Built in 1962, R/P Flip is a most unusual craft – her name being the acronym for “Floating Instrument Platform”. Strictly speaking she is not a ship at all, but an oceanographic research platform designed by scientists at Scripps’s Marine Physical and operated by Scripps Oceanography for the U.S. Navy. When not in use she is generally decked in San Diego Bay before being towed to out to sea in a horizontal (submarine type) position and then “flipped” 90 degrees so that about 120m of her length is below water creating something akin to a very stable spar buoy, resistant to wave motion.

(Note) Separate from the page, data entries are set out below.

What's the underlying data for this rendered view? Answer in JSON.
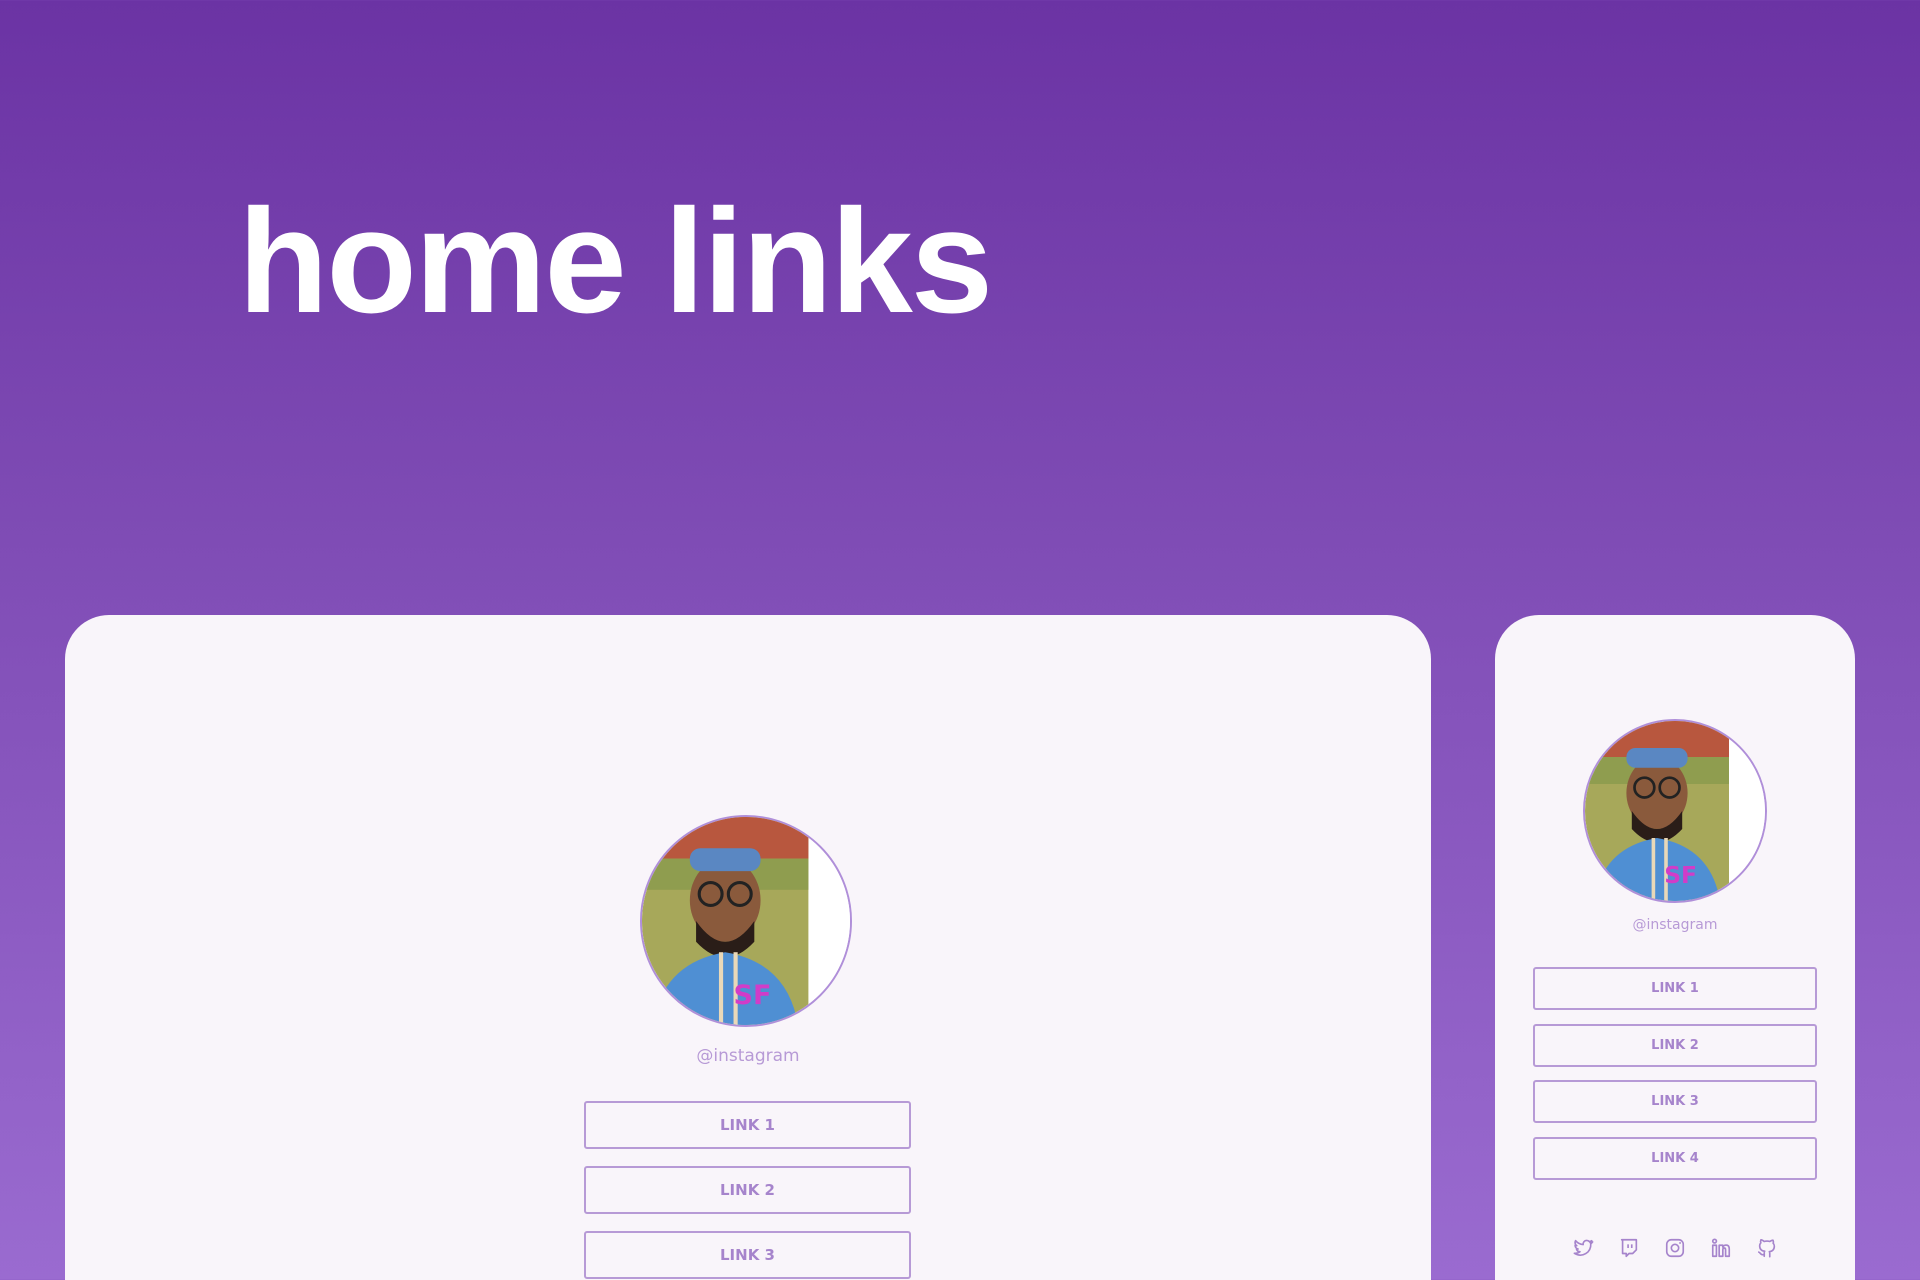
{
  "hero": {
    "title": "home links"
  },
  "desktop": {
    "handle": "@instagram",
    "links": [
      "LINK 1",
      "LINK 2",
      "LINK 3"
    ]
  },
  "mobile": {
    "handle": "@instagram",
    "links": [
      "LINK 1",
      "LINK 2",
      "LINK 3",
      "LINK 4"
    ],
    "socials": [
      "twitter-icon",
      "twitch-icon",
      "instagram-icon",
      "linkedin-icon",
      "github-icon"
    ]
  },
  "colors": {
    "gradient_top": "#6b33a4",
    "gradient_bottom": "#9a6bd0",
    "card": "#f9f5fa",
    "accent": "#b79ad6"
  }
}
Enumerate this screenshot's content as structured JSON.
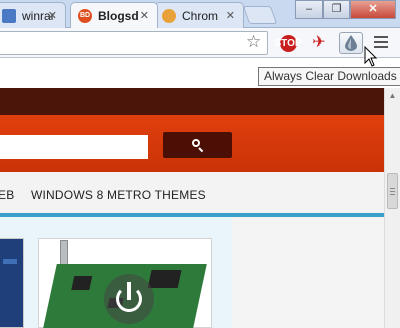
{
  "browser": {
    "tabs": [
      {
        "label": "winrar",
        "favicon_color": "#4a78c2",
        "active": false
      },
      {
        "label": "Blogsd",
        "favicon_color": "#e04e1f",
        "active": true,
        "favicon_text": "BD"
      },
      {
        "label": "Chrom",
        "favicon_color": "#e9a13a",
        "active": false
      }
    ],
    "close_glyph": "✕",
    "window_controls": {
      "minimize": "–",
      "maximize": "❐",
      "close": "✕"
    },
    "bookmark_star": "☆",
    "extensions": [
      {
        "name": "stop-icon",
        "glyph": "✋"
      },
      {
        "name": "plane-icon",
        "glyph": "✈"
      },
      {
        "name": "drop-icon",
        "glyph": "💧"
      }
    ],
    "tooltip": "Always Clear Downloads"
  },
  "site": {
    "header_color": "#4c1509",
    "accent_color": "#e03f0e",
    "nav_items": [
      "EB",
      "WINDOWS 8 METRO THEMES"
    ],
    "nav_accent": "#39a0c9"
  }
}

Her initial primary task was the study of sound propagation for submarine warfare, but with the development of new technologies she has evolved to support research in geophysics, meteorology and oceanography.
Built by Gunderson Brothers Engineering Corporation in Portland, Oregon in 1962
Owned and operated by Scripps Oceanography, San Diego, CA
Delivered in 1962
Average beam 8.0m (diameter of the hull is 6.5 meters from the 91- to 49-meter depth, tapering to 4 meters at the 20-meter depth)
GRT 700 tons
Power supply 3 generators mounted on trunnions providing 340 kW to meet platform and scientific needs
Standard crew 5, research team 11
Endurance 35 days
The process of “flipping”: from a horizontal to a vertical position, a process takes only about 30 minutes and, depending on the mission, the vessel is allowed to either float freely or be anchored to the ocean floor at depths of up to 5,000 meters. Because its design accommodates riders in both horizontal and vertical positions, FLIP’s interior spaces often appear misleading and even bizarre, with doors mounted on the floor, portholes in the ceiling, objects mounted on swivelling trunions, and sinks and toilets mounted for both configurations. On completion of a mission, compressed air is pumped into the ballast tanks to return the horizontal to its horizontal position.
In 1903, members of the Scripps family and other community leaders established the Marine Biological Association of San Diego, building its first laboratory in La Jolla in 1905. The marine lab was subsequently renamed the Scripps Institution for Biological Research and became part of the University of California in 1912 and the the Scripps Institution of Oceanography in 1925 in recognition of the breadth of research underway at the institution. In 1960, the institution became a faculty of the University of California, San Diego and remains so.